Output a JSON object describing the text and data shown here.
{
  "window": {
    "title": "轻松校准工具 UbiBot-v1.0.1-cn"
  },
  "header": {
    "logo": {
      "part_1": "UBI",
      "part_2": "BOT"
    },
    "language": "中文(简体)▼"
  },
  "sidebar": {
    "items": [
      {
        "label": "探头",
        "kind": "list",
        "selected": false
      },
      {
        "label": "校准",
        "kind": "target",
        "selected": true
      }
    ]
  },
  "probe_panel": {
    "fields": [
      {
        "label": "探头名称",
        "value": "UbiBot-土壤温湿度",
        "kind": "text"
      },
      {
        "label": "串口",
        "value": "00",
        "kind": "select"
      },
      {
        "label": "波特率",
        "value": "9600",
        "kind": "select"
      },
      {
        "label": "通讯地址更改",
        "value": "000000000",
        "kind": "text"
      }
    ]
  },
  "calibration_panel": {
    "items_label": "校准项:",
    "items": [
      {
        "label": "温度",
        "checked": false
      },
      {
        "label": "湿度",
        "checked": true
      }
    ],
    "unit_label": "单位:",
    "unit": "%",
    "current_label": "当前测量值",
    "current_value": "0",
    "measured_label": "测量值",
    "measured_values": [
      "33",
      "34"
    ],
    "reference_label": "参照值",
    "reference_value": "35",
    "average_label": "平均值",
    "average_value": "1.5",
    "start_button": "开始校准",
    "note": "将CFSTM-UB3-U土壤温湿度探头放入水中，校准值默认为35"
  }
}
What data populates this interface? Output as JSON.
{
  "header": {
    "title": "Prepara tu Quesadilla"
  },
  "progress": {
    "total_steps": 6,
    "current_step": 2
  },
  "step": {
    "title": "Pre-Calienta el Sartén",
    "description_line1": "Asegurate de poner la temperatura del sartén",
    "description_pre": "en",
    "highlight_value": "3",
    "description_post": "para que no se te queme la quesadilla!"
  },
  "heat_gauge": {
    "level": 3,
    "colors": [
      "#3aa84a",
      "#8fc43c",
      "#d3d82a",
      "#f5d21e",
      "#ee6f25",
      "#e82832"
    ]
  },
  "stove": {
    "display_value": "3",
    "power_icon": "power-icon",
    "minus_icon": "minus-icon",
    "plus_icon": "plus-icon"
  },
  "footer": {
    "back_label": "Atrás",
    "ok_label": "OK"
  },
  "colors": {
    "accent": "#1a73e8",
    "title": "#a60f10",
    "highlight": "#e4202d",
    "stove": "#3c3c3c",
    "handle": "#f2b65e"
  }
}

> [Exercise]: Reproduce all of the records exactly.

> [The answer]:
Output a JSON object describing the text and data shown here.
{
  "window": {
    "title": "轻松校准工具 UbiBot-v1.0.1-cn"
  },
  "header": {
    "logo": {
      "part_1": "UBI",
      "part_2": "BOT"
    },
    "language": "中文(简体)▼"
  },
  "sidebar": {
    "items": [
      {
        "label": "探头",
        "kind": "list",
        "selected": false
      },
      {
        "label": "校准",
        "kind": "target",
        "selected": true
      }
    ]
  },
  "probe_panel": {
    "fields": [
      {
        "label": "探头名称",
        "value": "UbiBot-土壤温湿度",
        "kind": "text"
      },
      {
        "label": "串口",
        "value": "00",
        "kind": "select"
      },
      {
        "label": "波特率",
        "value": "9600",
        "kind": "select"
      },
      {
        "label": "通讯地址更改",
        "value": "000000000",
        "kind": "text"
      }
    ]
  },
  "calibration_panel": {
    "items_label": "校准项:",
    "items": [
      {
        "label": "温度",
        "checked": false
      },
      {
        "label": "湿度",
        "checked": true
      }
    ],
    "unit_label": "单位:",
    "unit": "%",
    "current_label": "当前测量值",
    "current_value": "0",
    "measured_label": "测量值",
    "measured_values": [
      "33",
      "34"
    ],
    "reference_label": "参照值",
    "reference_value": "35",
    "average_label": "平均值",
    "average_value": "1.5",
    "start_button": "开始校准",
    "note": "将CFSTM-UB3-U土壤温湿度探头放入水中，校准值默认为35"
  }
}
What data populates this interface? Output as JSON.
{
  "header": {
    "title": "Prepara tu Quesadilla"
  },
  "progress": {
    "total_steps": 6,
    "current_step": 2
  },
  "step": {
    "title": "Pre-Calienta el Sartén",
    "description_line1": "Asegurate de poner la temperatura del sartén",
    "description_pre": "en",
    "highlight_value": "3",
    "description_post": "para que no se te queme la quesadilla!"
  },
  "heat_gauge": {
    "level": 3,
    "colors": [
      "#3aa84a",
      "#8fc43c",
      "#d3d82a",
      "#f5d21e",
      "#ee6f25",
      "#e82832"
    ]
  },
  "stove": {
    "display_value": "3",
    "power_icon": "power-icon",
    "minus_icon": "minus-icon",
    "plus_icon": "plus-icon"
  },
  "footer": {
    "back_label": "Atrás",
    "ok_label": "OK"
  },
  "colors": {
    "accent": "#1a73e8",
    "title": "#a60f10",
    "highlight": "#e4202d",
    "stove": "#3c3c3c",
    "handle": "#f2b65e"
  }
}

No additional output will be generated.